It was a lovely evening out on the marshes and there were lots of other things to see in the evening light. A Spoonbill flew over, presumably heading in from feeding to roost. We could hear pinging from the reeds and a smart male Bearded Tit flew up and across the path just behind us. It landed in the reedbed the other side and perched up in the tops of the reeds for a few seconds, legs splayed clutching onto the stems. A great view.
Then the Barn Owl activity picked up a gear. Another Barn Owl appeared, much closer than the first. It was patrolling the grassy bank along the edge of the reedbed. It hadn’t been out for long before it started to hover and dropped down out of sight. When it reappeared, we could see it had caught something – we could see it was small and quiet black, possibly a young Moorhen chick. The Barn Owl flew off strongly, back the way it had come.
Then the first Barn Owl flew back across the grazing marsh behind us, again with something in its talons. It flew towards a nearby nest box, but landed on a post nearby first.It sat there for some time, before deciding to fly up to the ledge outside and pass the food in. We got it in the scope and watched it while it did so.
Time was getting on and we had an appointment on the heath, but as we wer got back to the car the second Barn Owl flew back in again.We got a stunning view of it, lit by the evening light, as it came in past the rooftops.
We hurried up to the Heath to look for Nightjars next. It was already sunset as we arrived and almost immediately, the first Woodcock flew over. The birds are still very actively ‘roding’ over the edge of the trees, the patrolling display flight the males make at dusk in the spring and early summer. There were one or two passing overhead on and off through most of the rest of the evening. We could hear their squeaky calls as they approached and even the very quiet grunting as they came low overhead at times.

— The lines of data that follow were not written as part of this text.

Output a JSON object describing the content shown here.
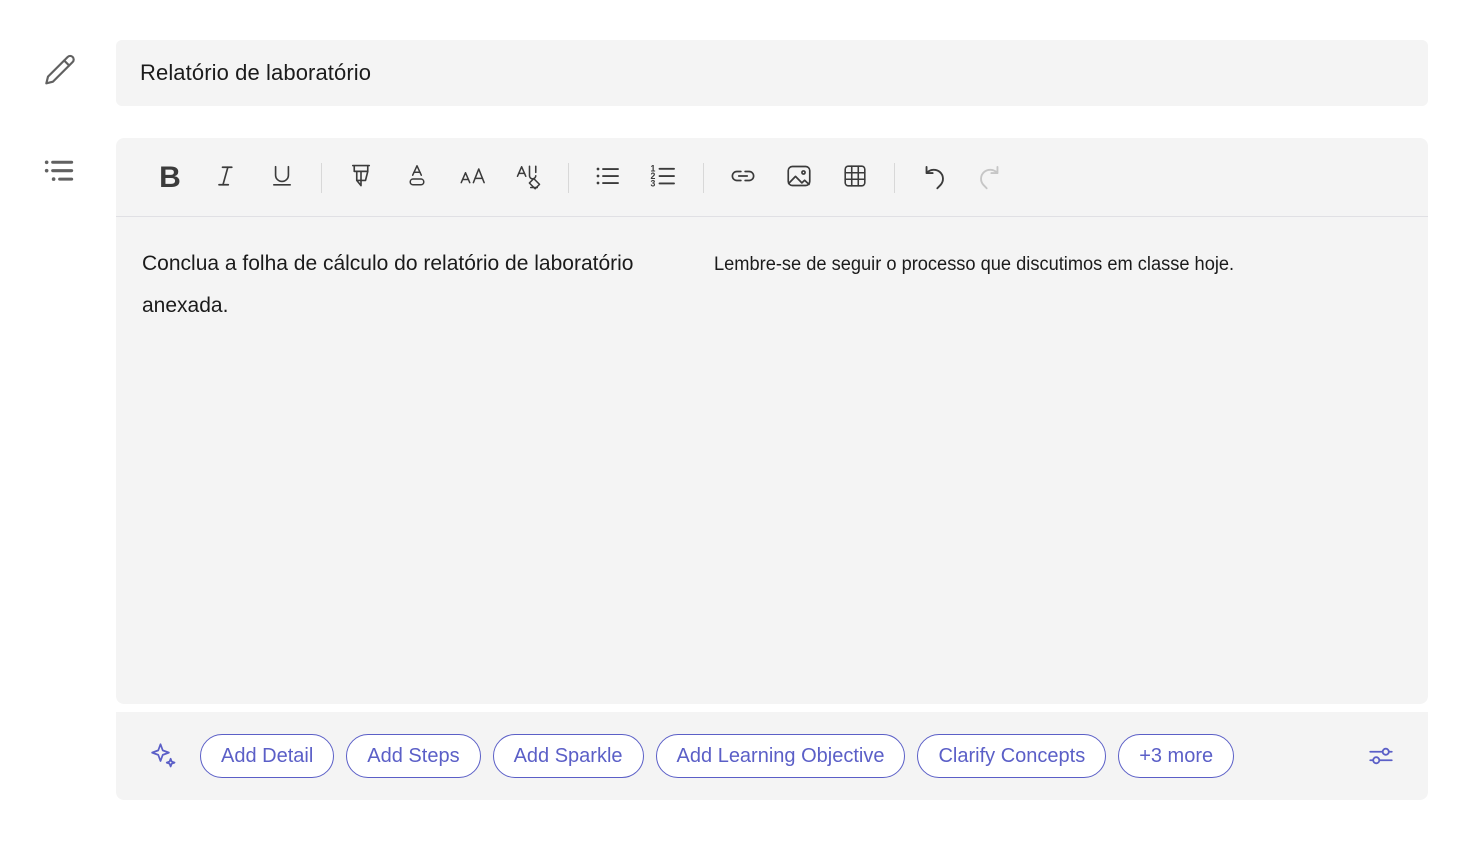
{
  "rail": {
    "edit_icon": "pencil-icon",
    "outline_icon": "bulleted-outline-icon"
  },
  "title_field": {
    "value": "Relatório de laboratório",
    "placeholder": "Título"
  },
  "toolbar": {
    "items": [
      {
        "name": "bold-button",
        "label": "B",
        "icon": "bold-icon",
        "disabled": false
      },
      {
        "name": "italic-button",
        "label": "",
        "icon": "italic-icon",
        "disabled": false
      },
      {
        "name": "underline-button",
        "label": "",
        "icon": "underline-icon",
        "disabled": false
      },
      {
        "name": "highlight-button",
        "label": "",
        "icon": "highlighter-icon",
        "disabled": false
      },
      {
        "name": "font-color-button",
        "label": "",
        "icon": "font-color-icon",
        "disabled": false
      },
      {
        "name": "font-size-button",
        "label": "",
        "icon": "font-size-icon",
        "disabled": false
      },
      {
        "name": "clear-formatting-button",
        "label": "",
        "icon": "clear-formatting-icon",
        "disabled": false
      },
      {
        "name": "bulleted-list-button",
        "label": "",
        "icon": "bulleted-list-icon",
        "disabled": false
      },
      {
        "name": "numbered-list-button",
        "label": "",
        "icon": "numbered-list-icon",
        "disabled": false
      },
      {
        "name": "insert-link-button",
        "label": "",
        "icon": "link-icon",
        "disabled": false
      },
      {
        "name": "insert-image-button",
        "label": "",
        "icon": "image-icon",
        "disabled": false
      },
      {
        "name": "insert-table-button",
        "label": "",
        "icon": "table-icon",
        "disabled": false
      },
      {
        "name": "undo-button",
        "label": "",
        "icon": "undo-icon",
        "disabled": false
      },
      {
        "name": "redo-button",
        "label": "",
        "icon": "redo-icon",
        "disabled": true
      }
    ]
  },
  "editor": {
    "paragraph_primary": "Conclua a folha de cálculo do relatório de laboratório anexada.",
    "paragraph_secondary": "Lembre-se de seguir o processo que discutimos em classe hoje."
  },
  "actions": {
    "sparkle_icon": "sparkle-icon",
    "settings_icon": "sliders-settings-icon",
    "chips": [
      {
        "label": "Add Detail"
      },
      {
        "label": "Add Steps"
      },
      {
        "label": "Add Sparkle"
      },
      {
        "label": "Add Learning Objective"
      },
      {
        "label": "Clarify Concepts"
      },
      {
        "label": "+3 more"
      }
    ]
  },
  "colors": {
    "accent": "#5b5fc7",
    "panel": "#f4f4f4",
    "text": "#1b1b1b",
    "icon": "#3b3b3b",
    "icon_disabled": "#c6c6c6",
    "divider": "#e0e0e4"
  }
}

A short while after sunset, the first male Nightjar called and started churring briefly. Then he went quiet for a minute or two. Another call and he appeared from the trees, circling round over the edge with wings held aloft, flashing his white wing and tail patches. Fortuitously, he dropped down onto a dead tree stump where we got him in the scope. It was still light enough to get a great look at him.
Then the male Nightjar flew up into oak tree nearby and started churring. We could hear a second male also churring in the background further over across the Heath. We got good views of the first male as he made several display flights out between there and another churring post down in the gorse out of view.
When a third male Nightjar also started up, further over behind us, the first male immediately went over to the other boundary of his territory. We didn’t see him go, but we could hear him start churring over that side in response. We turned to walk over to see if we could see him and a Tawny Owl flew into one of the trees on that side briefly. Unfortunately, it only landed for a second and was gone again, too quick for all the group to get onto it. Having churred for a few seconds over that side, the first male Nightjar then returned to his favoured tree.
As the light started to fade, we watched him in display flight again, against the sky. He made a sudden change of direction, as a moth flew across in front of him, taking advantage of an easy meal, before disappearing into the gloom of the trees. We decided to call it a night, but we were still serenaded by Nightjars all the way back to the car. A memorable evening.